__WORK TO COMPLETE__:
Write out all the entries below without any change.
STORED DATA Start Marker
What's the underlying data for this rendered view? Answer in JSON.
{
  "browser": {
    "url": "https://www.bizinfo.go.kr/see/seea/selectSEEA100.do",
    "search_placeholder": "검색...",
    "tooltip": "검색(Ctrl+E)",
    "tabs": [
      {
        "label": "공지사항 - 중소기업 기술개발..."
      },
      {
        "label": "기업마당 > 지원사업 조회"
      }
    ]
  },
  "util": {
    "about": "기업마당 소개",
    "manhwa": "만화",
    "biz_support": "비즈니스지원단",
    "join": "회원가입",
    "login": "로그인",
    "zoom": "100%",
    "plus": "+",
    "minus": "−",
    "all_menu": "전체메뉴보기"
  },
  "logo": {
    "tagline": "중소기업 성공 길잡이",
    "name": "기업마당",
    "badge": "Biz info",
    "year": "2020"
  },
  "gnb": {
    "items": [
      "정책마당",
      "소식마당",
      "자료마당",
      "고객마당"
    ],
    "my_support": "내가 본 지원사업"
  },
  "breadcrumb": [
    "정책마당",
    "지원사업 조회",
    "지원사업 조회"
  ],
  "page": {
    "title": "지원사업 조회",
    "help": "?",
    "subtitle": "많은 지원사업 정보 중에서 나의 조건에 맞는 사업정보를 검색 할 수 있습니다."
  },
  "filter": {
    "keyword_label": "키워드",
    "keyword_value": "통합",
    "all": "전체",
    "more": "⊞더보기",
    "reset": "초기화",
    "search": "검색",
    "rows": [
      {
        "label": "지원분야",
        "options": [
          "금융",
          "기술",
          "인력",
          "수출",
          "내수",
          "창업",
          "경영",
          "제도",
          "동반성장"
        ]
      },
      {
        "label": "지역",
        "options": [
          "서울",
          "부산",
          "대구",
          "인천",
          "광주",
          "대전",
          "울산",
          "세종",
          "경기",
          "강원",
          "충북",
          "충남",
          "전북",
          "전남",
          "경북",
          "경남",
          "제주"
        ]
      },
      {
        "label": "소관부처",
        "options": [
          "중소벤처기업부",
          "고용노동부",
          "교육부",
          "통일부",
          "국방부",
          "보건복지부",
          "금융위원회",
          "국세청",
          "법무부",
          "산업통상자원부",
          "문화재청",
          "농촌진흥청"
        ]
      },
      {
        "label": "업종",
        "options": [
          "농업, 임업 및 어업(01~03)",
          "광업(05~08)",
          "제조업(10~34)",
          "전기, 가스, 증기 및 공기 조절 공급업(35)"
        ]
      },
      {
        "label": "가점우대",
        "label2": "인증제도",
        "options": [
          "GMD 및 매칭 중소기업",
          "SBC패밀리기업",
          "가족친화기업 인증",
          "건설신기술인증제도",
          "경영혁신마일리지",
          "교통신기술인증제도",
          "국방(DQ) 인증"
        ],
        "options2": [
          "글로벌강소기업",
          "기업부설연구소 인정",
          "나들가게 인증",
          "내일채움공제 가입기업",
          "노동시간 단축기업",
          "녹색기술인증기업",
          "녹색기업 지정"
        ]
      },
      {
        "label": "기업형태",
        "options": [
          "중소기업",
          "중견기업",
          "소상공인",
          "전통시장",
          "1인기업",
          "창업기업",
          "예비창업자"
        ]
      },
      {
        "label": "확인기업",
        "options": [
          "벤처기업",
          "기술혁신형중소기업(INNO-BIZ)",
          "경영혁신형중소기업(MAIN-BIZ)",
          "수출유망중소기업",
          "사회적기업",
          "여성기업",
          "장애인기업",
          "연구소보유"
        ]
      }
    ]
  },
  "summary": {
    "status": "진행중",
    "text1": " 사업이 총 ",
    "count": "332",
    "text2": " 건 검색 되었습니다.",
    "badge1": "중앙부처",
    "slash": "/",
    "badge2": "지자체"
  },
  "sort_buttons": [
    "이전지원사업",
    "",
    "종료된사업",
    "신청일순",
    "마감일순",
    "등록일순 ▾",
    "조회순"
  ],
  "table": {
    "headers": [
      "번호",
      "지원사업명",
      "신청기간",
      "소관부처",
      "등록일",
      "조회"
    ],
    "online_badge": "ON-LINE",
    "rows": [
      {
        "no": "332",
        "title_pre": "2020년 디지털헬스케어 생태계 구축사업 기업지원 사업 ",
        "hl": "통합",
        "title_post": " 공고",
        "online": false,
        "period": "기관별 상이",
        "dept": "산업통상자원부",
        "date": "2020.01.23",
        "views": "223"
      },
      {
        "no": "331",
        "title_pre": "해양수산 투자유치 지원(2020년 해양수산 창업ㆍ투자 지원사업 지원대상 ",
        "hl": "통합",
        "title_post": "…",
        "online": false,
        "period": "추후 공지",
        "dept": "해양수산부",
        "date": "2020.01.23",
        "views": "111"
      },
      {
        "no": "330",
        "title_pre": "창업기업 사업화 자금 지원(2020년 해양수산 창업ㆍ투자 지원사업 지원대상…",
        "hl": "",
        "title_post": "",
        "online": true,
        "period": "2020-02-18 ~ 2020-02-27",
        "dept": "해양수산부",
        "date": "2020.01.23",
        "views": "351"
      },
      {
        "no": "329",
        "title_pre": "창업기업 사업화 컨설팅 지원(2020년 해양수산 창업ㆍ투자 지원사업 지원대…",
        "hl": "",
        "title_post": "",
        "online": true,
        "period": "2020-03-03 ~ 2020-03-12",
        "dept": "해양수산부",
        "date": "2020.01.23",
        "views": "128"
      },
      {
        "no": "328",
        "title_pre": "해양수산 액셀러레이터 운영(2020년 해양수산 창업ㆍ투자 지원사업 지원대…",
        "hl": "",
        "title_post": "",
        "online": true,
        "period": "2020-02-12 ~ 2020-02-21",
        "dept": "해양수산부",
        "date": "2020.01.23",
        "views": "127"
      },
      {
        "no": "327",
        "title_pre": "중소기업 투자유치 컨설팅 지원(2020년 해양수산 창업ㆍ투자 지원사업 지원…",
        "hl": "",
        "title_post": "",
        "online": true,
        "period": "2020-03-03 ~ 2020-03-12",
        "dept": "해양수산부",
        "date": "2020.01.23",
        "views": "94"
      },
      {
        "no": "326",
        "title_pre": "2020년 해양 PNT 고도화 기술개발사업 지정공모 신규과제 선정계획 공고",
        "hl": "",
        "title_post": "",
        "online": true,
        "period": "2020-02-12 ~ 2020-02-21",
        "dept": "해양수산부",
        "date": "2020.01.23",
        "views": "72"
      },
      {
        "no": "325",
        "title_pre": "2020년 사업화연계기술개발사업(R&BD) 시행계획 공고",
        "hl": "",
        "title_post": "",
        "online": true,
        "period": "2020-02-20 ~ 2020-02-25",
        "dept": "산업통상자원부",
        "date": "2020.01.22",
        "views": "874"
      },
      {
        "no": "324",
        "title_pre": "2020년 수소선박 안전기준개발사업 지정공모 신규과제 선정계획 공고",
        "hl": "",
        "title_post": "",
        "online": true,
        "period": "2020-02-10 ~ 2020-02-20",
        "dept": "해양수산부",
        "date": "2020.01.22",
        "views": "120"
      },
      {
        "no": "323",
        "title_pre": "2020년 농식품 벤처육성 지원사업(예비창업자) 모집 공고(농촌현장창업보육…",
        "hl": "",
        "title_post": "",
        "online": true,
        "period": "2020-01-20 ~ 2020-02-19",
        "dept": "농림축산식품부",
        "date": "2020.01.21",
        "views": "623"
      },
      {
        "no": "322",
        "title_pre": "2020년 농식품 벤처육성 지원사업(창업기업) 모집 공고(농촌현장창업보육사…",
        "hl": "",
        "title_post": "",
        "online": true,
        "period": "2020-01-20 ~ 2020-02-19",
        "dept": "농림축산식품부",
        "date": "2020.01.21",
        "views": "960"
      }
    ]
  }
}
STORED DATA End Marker
__SOLUTION__:
What's the underlying data for this rendered view? Answer in JSON.
{
  "browser": {
    "url": "https://www.bizinfo.go.kr/see/seea/selectSEEA100.do",
    "search_placeholder": "검색...",
    "tooltip": "검색(Ctrl+E)",
    "tabs": [
      {
        "label": "공지사항 - 중소기업 기술개발..."
      },
      {
        "label": "기업마당 > 지원사업 조회"
      }
    ]
  },
  "util": {
    "about": "기업마당 소개",
    "manhwa": "만화",
    "biz_support": "비즈니스지원단",
    "join": "회원가입",
    "login": "로그인",
    "zoom": "100%",
    "plus": "+",
    "minus": "−",
    "all_menu": "전체메뉴보기"
  },
  "logo": {
    "tagline": "중소기업 성공 길잡이",
    "name": "기업마당",
    "badge": "Biz info",
    "year": "2020"
  },
  "gnb": {
    "items": [
      "정책마당",
      "소식마당",
      "자료마당",
      "고객마당"
    ],
    "my_support": "내가 본 지원사업"
  },
  "breadcrumb": [
    "정책마당",
    "지원사업 조회",
    "지원사업 조회"
  ],
  "page": {
    "title": "지원사업 조회",
    "help": "?",
    "subtitle": "많은 지원사업 정보 중에서 나의 조건에 맞는 사업정보를 검색 할 수 있습니다."
  },
  "filter": {
    "keyword_label": "키워드",
    "keyword_value": "통합",
    "all": "전체",
    "more": "⊞더보기",
    "reset": "초기화",
    "search": "검색",
    "rows": [
      {
        "label": "지원분야",
        "options": [
          "금융",
          "기술",
          "인력",
          "수출",
          "내수",
          "창업",
          "경영",
          "제도",
          "동반성장"
        ]
      },
      {
        "label": "지역",
        "options": [
          "서울",
          "부산",
          "대구",
          "인천",
          "광주",
          "대전",
          "울산",
          "세종",
          "경기",
          "강원",
          "충북",
          "충남",
          "전북",
          "전남",
          "경북",
          "경남",
          "제주"
        ]
      },
      {
        "label": "소관부처",
        "options": [
          "중소벤처기업부",
          "고용노동부",
          "교육부",
          "통일부",
          "국방부",
          "보건복지부",
          "금융위원회",
          "국세청",
          "법무부",
          "산업통상자원부",
          "문화재청",
          "농촌진흥청"
        ]
      },
      {
        "label": "업종",
        "options": [
          "농업, 임업 및 어업(01~03)",
          "광업(05~08)",
          "제조업(10~34)",
          "전기, 가스, 증기 및 공기 조절 공급업(35)"
        ]
      },
      {
        "label": "가점우대",
        "label2": "인증제도",
        "options": [
          "GMD 및 매칭 중소기업",
          "SBC패밀리기업",
          "가족친화기업 인증",
          "건설신기술인증제도",
          "경영혁신마일리지",
          "교통신기술인증제도",
          "국방(DQ) 인증"
        ],
        "options2": [
          "글로벌강소기업",
          "기업부설연구소 인정",
          "나들가게 인증",
          "내일채움공제 가입기업",
          "노동시간 단축기업",
          "녹색기술인증기업",
          "녹색기업 지정"
        ]
      },
      {
        "label": "기업형태",
        "options": [
          "중소기업",
          "중견기업",
          "소상공인",
          "전통시장",
          "1인기업",
          "창업기업",
          "예비창업자"
        ]
      },
      {
        "label": "확인기업",
        "options": [
          "벤처기업",
          "기술혁신형중소기업(INNO-BIZ)",
          "경영혁신형중소기업(MAIN-BIZ)",
          "수출유망중소기업",
          "사회적기업",
          "여성기업",
          "장애인기업",
          "연구소보유"
        ]
      }
    ]
  },
  "summary": {
    "status": "진행중",
    "text1": " 사업이 총 ",
    "count": "332",
    "text2": " 건 검색 되었습니다.",
    "badge1": "중앙부처",
    "slash": "/",
    "badge2": "지자체"
  },
  "sort_buttons": [
    "이전지원사업",
    "",
    "종료된사업",
    "신청일순",
    "마감일순",
    "등록일순 ▾",
    "조회순"
  ],
  "table": {
    "headers": [
      "번호",
      "지원사업명",
      "신청기간",
      "소관부처",
      "등록일",
      "조회"
    ],
    "online_badge": "ON-LINE",
    "rows": [
      {
        "no": "332",
        "title_pre": "2020년 디지털헬스케어 생태계 구축사업 기업지원 사업 ",
        "hl": "통합",
        "title_post": " 공고",
        "online": false,
        "period": "기관별 상이",
        "dept": "산업통상자원부",
        "date": "2020.01.23",
        "views": "223"
      },
      {
        "no": "331",
        "title_pre": "해양수산 투자유치 지원(2020년 해양수산 창업ㆍ투자 지원사업 지원대상 ",
        "hl": "통합",
        "title_post": "…",
        "online": false,
        "period": "추후 공지",
        "dept": "해양수산부",
        "date": "2020.01.23",
        "views": "111"
      },
      {
        "no": "330",
        "title_pre": "창업기업 사업화 자금 지원(2020년 해양수산 창업ㆍ투자 지원사업 지원대상…",
        "hl": "",
        "title_post": "",
        "online": true,
        "period": "2020-02-18 ~ 2020-02-27",
        "dept": "해양수산부",
        "date": "2020.01.23",
        "views": "351"
      },
      {
        "no": "329",
        "title_pre": "창업기업 사업화 컨설팅 지원(2020년 해양수산 창업ㆍ투자 지원사업 지원대…",
        "hl": "",
        "title_post": "",
        "online": true,
        "period": "2020-03-03 ~ 2020-03-12",
        "dept": "해양수산부",
        "date": "2020.01.23",
        "views": "128"
      },
      {
        "no": "328",
        "title_pre": "해양수산 액셀러레이터 운영(2020년 해양수산 창업ㆍ투자 지원사업 지원대…",
        "hl": "",
        "title_post": "",
        "online": true,
        "period": "2020-02-12 ~ 2020-02-21",
        "dept": "해양수산부",
        "date": "2020.01.23",
        "views": "127"
      },
      {
        "no": "327",
        "title_pre": "중소기업 투자유치 컨설팅 지원(2020년 해양수산 창업ㆍ투자 지원사업 지원…",
        "hl": "",
        "title_post": "",
        "online": true,
        "period": "2020-03-03 ~ 2020-03-12",
        "dept": "해양수산부",
        "date": "2020.01.23",
        "views": "94"
      },
      {
        "no": "326",
        "title_pre": "2020년 해양 PNT 고도화 기술개발사업 지정공모 신규과제 선정계획 공고",
        "hl": "",
        "title_post": "",
        "online": true,
        "period": "2020-02-12 ~ 2020-02-21",
        "dept": "해양수산부",
        "date": "2020.01.23",
        "views": "72"
      },
      {
        "no": "325",
        "title_pre": "2020년 사업화연계기술개발사업(R&BD) 시행계획 공고",
        "hl": "",
        "title_post": "",
        "online": true,
        "period": "2020-02-20 ~ 2020-02-25",
        "dept": "산업통상자원부",
        "date": "2020.01.22",
        "views": "874"
      },
      {
        "no": "324",
        "title_pre": "2020년 수소선박 안전기준개발사업 지정공모 신규과제 선정계획 공고",
        "hl": "",
        "title_post": "",
        "online": true,
        "period": "2020-02-10 ~ 2020-02-20",
        "dept": "해양수산부",
        "date": "2020.01.22",
        "views": "120"
      },
      {
        "no": "323",
        "title_pre": "2020년 농식품 벤처육성 지원사업(예비창업자) 모집 공고(농촌현장창업보육…",
        "hl": "",
        "title_post": "",
        "online": true,
        "period": "2020-01-20 ~ 2020-02-19",
        "dept": "농림축산식품부",
        "date": "2020.01.21",
        "views": "623"
      },
      {
        "no": "322",
        "title_pre": "2020년 농식품 벤처육성 지원사업(창업기업) 모집 공고(농촌현장창업보육사…",
        "hl": "",
        "title_post": "",
        "online": true,
        "period": "2020-01-20 ~ 2020-02-19",
        "dept": "농림축산식품부",
        "date": "2020.01.21",
        "views": "960"
      }
    ]
  }
}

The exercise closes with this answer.